Daycare Detectives: Finding the Right Facility
It’s tough sending your child off to daycare, but it’s even harder if you haven’t done your homework.
Full records for any licensed daycare are available by simply calling the state Department of Social Services, according to Michael Weston, spokesman for the California Department of Social Services.
If parents choose to call, they will receive a call back with information on up to two providers of their choice, including incident reports, which may not be found by visiting state sponsored childcare referral agencies or the state’s website.
On the website, parents may determine which facilities are licensed. Weston also said providers are required by law to show parents current licenses and records for the last three years if asked.
Even after performing background checks and checking state licenses, Judy Kriege, program director of Bananas in Alameda County, a state sanctioned child care referral agency, recommends parents perform their own due diligence and inspect facilities before enrolling children.
Do the legwork
Kreige’s agency is one of many free and publicly funded resources for parents looking for information about childcare. There are agencies like Bananas across the state, and parents can use agencies nearby to find childcare close to them. Check with your county to find the contact information for your Resource and Referral Service.

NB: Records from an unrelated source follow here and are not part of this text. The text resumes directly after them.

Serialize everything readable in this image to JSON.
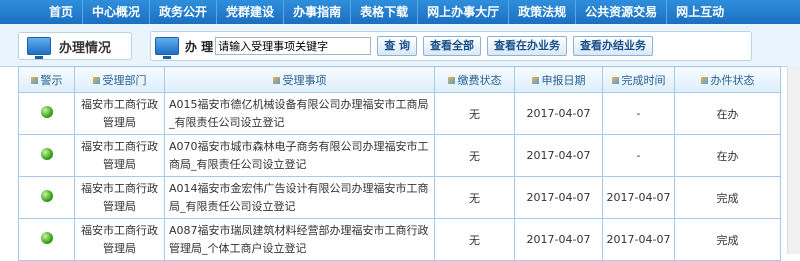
{
  "nav": [
    "首页",
    "中心概况",
    "政务公开",
    "党群建设",
    "办事指南",
    "表格下载",
    "网上办事大厅",
    "政策法规",
    "公共资源交易",
    "网上互动"
  ],
  "panel": {
    "title": "办理情况",
    "search_label": "办 理",
    "search_placeholder": "请输入受理事项关键字",
    "buttons": [
      "查 询",
      "查看全部",
      "查看在办业务",
      "查看办结业务"
    ]
  },
  "table": {
    "headers": [
      "警示",
      "受理部门",
      "受理事项",
      "缴费状态",
      "申报日期",
      "完成时间",
      "办件状态"
    ],
    "rows": [
      {
        "dept": "福安市工商行政管理局",
        "item": "A015福安市德亿机械设备有限公司办理福安市工商局_有限责任公司设立登记",
        "fee": "无",
        "date": "2017-04-07",
        "done": "-",
        "status": "在办"
      },
      {
        "dept": "福安市工商行政管理局",
        "item": "A070福安市城市森林电子商务有限公司办理福安市工商局_有限责任公司设立登记",
        "fee": "无",
        "date": "2017-04-07",
        "done": "-",
        "status": "在办"
      },
      {
        "dept": "福安市工商行政管理局",
        "item": "A014福安市金宏伟广告设计有限公司办理福安市工商局_有限责任公司设立登记",
        "fee": "无",
        "date": "2017-04-07",
        "done": "2017-04-07",
        "status": "完成"
      },
      {
        "dept": "福安市工商行政管理局",
        "item": "A087福安市瑞凤建筑材料经营部办理福安市工商行政管理局_个体工商户设立登记",
        "fee": "无",
        "date": "2017-04-07",
        "done": "2017-04-07",
        "status": "完成"
      }
    ]
  }
}
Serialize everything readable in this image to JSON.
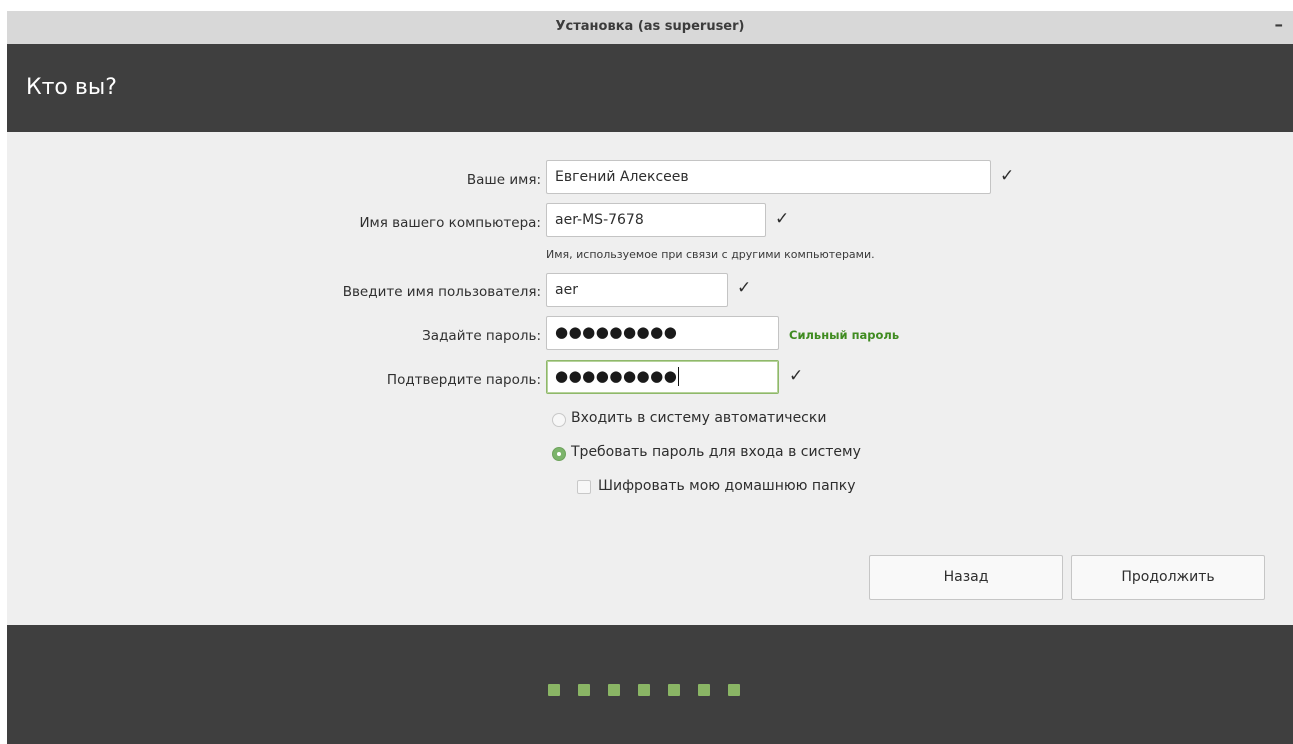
{
  "window": {
    "title": "Установка (as superuser)",
    "minimize_glyph": "–"
  },
  "header": {
    "title": "Кто вы?"
  },
  "form": {
    "name_label": "Ваше имя:",
    "name_value": "Евгений Алексеев",
    "computer_label": "Имя вашего компьютера:",
    "computer_value": "aer-MS-7678",
    "computer_hint": "Имя, используемое при связи с другими компьютерами.",
    "username_label": "Введите имя пользователя:",
    "username_value": "aer",
    "password_label": "Задайте пароль:",
    "password_value": "●●●●●●●●●",
    "password_strength": "Сильный пароль",
    "confirm_label": "Подтвердите пароль:",
    "confirm_value": "●●●●●●●●●",
    "check_glyph": "✓"
  },
  "options": {
    "auto_login": "Входить в систему автоматически",
    "require_password": "Требовать пароль для входа в систему",
    "encrypt_home": "Шифровать мою домашнюю папку",
    "selected": "require_password",
    "encrypt_checked": false
  },
  "buttons": {
    "back": "Назад",
    "continue": "Продолжить"
  },
  "progress": {
    "total_steps": 7,
    "completed_steps": 7
  },
  "colors": {
    "accent": "#8ab565",
    "header_bg": "#3f3f3f",
    "strength_text": "#3f8b20"
  }
}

Like other childcare referral agencies, Bananas has a database of all available licensed childcare facilities in its service area, and makes recommendations to parents based upon the specific needs of each family, but is not allowed to rank facilities based on program quality. For example, if a family is looking for full-day program within walking distance of their home or job, Bananas can pull up a list of eligible providers in the area, however workers cannot say which provider is preferred by parents or rank provider services.
Kriege said parents call, visit or e-mail her facility or any other state run referral service for a tailored list of providers, which is usually complied within 24 hours. Parents may also learn what to look for in a daycare in general from a referral agency like Bananas. However, once matches have been suggested, Kriege said it is up to parents to do additional legwork to insure the facility is right for their child.
Oakland mom Tamara Aparton said she used Bananas to obtain day care referrals for her 2-year-old daughter Lilah.
“Once I visited I didn’t have any concerns,” Aparton said of her current childcare provider. “They were pros — they’re in the state building, you have to enter a code to get past the metal doors, and it seemed clean. They let me drop in while the kids were there to take a tour, which I liked,” she added.
Aparton said she took her daughter Lilah with her to visit the facility and she interacted well with the care providers. However, Aparton made sure to do background research as well. In addition to working with the referral agency, she checked Savvy Source, Yelp and a community board called the Berkeley Parents Network for reviews.
“I definitely had some concerns about home daycares—how do you know they’re not just watching TV and eating lead paint all day, right?” Aparton joked.
Are frequent inspections enough?
But what really does go on? With recent inquiries into the state of California’s daycares, concern about the welfare of children is legitimate. Kriege said due to budget cuts, facilities must only be inspected once every five years by law, but that inspectors try to get out to facilities once every three years and “that’s still not enough.”
She explained that inspectors will investigate complaints immediately and mark them as “conclusive” or “inconclusive,” and take required actions, including closing the facility and notifying parents. However parents who really want to stay on top of what is going on at daycare should check in regularly with social services to see what if anything is being investigated.
ABCs of daycare
Michael Weston, spokesperson for the California Department of Social Services said his agency is responsible for ensuring childcare facilities comply with state law.
“You can’t have a pool that isn’t fenced in or bleach on the counters,” Weston said, “there are rules or regulations that you need to be aware of, but there is not an exam you have to take.”
Providers are also only allowed to enroll a certain number of children based on their space constraints, the type of facility they are operating and the number of staff employed. Facilities must also comply with fire and safety codes. Employees must pass background checks and at least one staff member must be trained in life saving methods including CPR.
Parents have the right to know if there are any people at the daycare facility who have been exempted from a criminal background check, Weston said. The facility must also post information regarding infractions, no matter how minor, in a visible place for parents to see, according to the Department of Social Services. A list of parent’s rights may also be found here.
Still, the process of becoming a daycare provider in California can take as little as two months, and once it is determined that the facility a provider is using is in compliance with the law, inspectors may not visit for years unless there is a complaint.
Weston said providers working in a family home are subject to fewer regulations, while larger facilities with staff are likely to face more requirements. He said parents should always ask to see a provider’s licensing documents and records, which facility owners are required to show.
Weston advised parents to look closely at the facility and the program to see that it meets expectations. “We don’t do anything regarding quality,” Weston said, “as far as the program itself, that is something that the parents choose, that’s the choice that you make.”